As to the other bills, of which just over 100 were passed, here’s a highlight:
This was, by far, the most significant bill passed; $200 million in bonds to help a major expansion of cancer research at Oregon Health & Sciences University – Senate Bill 5703
Provided relief to families impacted by the problems of the Cover Oregon exchange website’s rollout – House Bill 4154
Dedicated $500,000 to fund summer programs that will add at least 60 hours of learning time for over 5,000 of Oregon’s most vulnerable students – House Bill 4117
Supported small businesses by eliminating unnecessary barriers, expanded access to loans and financial support, and made it easier for small businesses to work with state Government – Senate Bill 1563
Protected our historic $6.85 billion investment in K-12 education to help stabilize school districts across Oregon and began to reverse the trend of teacher layoffs and shrinking school years
You can see the entire list and summaries here.
In early October of 2013 the legislature and the governor convened for a Special Session and passed a package of new laws that will significantly help Oregon schools and universities. It took days of fine-tuning and haggling, but I was proud that republicans and democrats worked together to achieve a “Grand Bargain" for Oregon at a time that the U.S. Government shut down due to partisan gridlock.
The bottom line for me is that, due to the Special Session and Grand Bargain, we now have an additional $100 Million for K-12 schools to shrink class sizes and lengthen the school year. And an additional $40 million for our colleges and universities that will cancel out tuition increases. This comes on the heels of the 2013 regular Legislative Session which resulted in a state budget that increased K-12 funding by over $1 billion over the previous state budget.
The decisions we made during the Special Session were not easy. However, as I voted, I kept in mind the end goal of securing an extra 131 teachers in Beaverton classrooms and $24.8 million extra for Beaverton schools.
I was also gratified after the end of the Special Session to see that the discussion about Oregon’s future is now focusing on reforming our tax code to make it more stable and diverse. As a long time advocate of tax reform, I look forward to working with the governor – and you – on seeing this through. This is something we must do if we want to end this constant boom and bust cycle that results in teacher layoffs, inequities and tax uncertainty.
The 2013 regular Legislative Session came to a close in July.
No session is easy, and this past one was no exception. At the end of the day, we were able to balance Oregon’s budget, achieve landmark legislation and pass thousands of big and small bills.
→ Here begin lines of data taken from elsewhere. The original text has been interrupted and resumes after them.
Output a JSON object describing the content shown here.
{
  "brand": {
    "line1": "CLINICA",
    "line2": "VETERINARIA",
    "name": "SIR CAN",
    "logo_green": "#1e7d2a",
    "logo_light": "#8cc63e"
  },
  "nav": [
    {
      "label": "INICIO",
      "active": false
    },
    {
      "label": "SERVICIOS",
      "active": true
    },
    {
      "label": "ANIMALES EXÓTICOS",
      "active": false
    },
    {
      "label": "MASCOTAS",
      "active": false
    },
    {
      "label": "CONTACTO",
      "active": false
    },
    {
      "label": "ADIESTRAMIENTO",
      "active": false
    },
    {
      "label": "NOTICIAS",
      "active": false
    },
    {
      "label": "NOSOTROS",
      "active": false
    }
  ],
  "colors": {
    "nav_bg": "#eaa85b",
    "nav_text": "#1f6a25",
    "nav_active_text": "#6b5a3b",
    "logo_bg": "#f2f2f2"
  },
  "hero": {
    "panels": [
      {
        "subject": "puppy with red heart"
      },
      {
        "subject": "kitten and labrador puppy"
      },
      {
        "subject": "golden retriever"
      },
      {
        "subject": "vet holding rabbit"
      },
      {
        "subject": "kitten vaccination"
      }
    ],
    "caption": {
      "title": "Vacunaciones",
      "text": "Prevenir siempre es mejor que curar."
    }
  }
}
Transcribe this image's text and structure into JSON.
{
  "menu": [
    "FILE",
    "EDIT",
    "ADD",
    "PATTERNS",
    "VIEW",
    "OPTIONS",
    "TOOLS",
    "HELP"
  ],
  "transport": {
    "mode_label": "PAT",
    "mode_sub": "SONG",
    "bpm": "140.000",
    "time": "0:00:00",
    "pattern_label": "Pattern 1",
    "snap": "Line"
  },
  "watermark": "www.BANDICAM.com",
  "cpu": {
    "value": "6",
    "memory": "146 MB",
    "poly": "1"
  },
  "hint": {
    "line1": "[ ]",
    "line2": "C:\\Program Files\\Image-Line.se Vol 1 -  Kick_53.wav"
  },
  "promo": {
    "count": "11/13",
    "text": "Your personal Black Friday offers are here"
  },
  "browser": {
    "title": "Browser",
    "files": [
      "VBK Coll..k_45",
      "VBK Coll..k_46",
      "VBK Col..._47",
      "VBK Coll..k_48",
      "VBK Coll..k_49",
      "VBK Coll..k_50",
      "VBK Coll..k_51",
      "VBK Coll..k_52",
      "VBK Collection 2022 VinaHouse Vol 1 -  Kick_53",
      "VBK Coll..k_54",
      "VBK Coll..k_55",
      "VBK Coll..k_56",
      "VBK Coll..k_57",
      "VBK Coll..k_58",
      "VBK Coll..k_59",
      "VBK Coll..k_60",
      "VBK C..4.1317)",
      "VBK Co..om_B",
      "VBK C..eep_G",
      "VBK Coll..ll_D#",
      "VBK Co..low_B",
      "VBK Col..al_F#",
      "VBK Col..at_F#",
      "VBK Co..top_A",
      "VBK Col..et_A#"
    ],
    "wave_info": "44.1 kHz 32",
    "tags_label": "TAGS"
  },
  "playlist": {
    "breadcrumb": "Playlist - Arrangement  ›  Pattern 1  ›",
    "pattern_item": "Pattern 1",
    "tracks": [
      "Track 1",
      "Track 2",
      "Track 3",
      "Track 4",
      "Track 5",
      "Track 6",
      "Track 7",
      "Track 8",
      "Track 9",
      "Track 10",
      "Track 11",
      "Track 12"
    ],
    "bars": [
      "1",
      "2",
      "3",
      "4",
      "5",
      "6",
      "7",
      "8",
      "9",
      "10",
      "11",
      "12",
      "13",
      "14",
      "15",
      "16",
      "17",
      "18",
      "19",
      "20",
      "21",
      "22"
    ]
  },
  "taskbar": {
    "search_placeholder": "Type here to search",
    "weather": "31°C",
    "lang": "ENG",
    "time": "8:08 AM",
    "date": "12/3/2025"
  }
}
My highest personal priority was education and passing a state budget that significantly increased school funding; we passed a budget that boosted K-12 funding by over $1 billion – putting the K-12 budget at $6.75 billion for the next biennium. That doesn’t include the additional $100 million from the October Special Session. This reinvestment in education will help to stop constant layoffs and reduce our unacceptable class sizes. We still have much more to do, however. I was also proud of the discussion and buzz surrounding tax reform during the 2013 session– a longtime priority for me and many of you. My proposal would have cut income and property taxes by 50% and replaced them with a consumption tax. It would be revenue neutral for Oregonians. Yet it would raise nearly a billion dollars a year more by taxing tourists and people who don’t report their income. I’m not going to give up on fixing our extremely volatile tax structure. And now we have many more people exposed to the problem and the potential solutions.
My legislation sparked a statewide conversation about our broken tax code, and now we have the Governor on board and I’m looking forward to working with him for a solution next year.
As always, I'm happy to hear your feedback and to answer any questions or concerns you might have. Just send me an email or give me a call.
Thanks for the continued honor of representing you in the Oregon State Senate.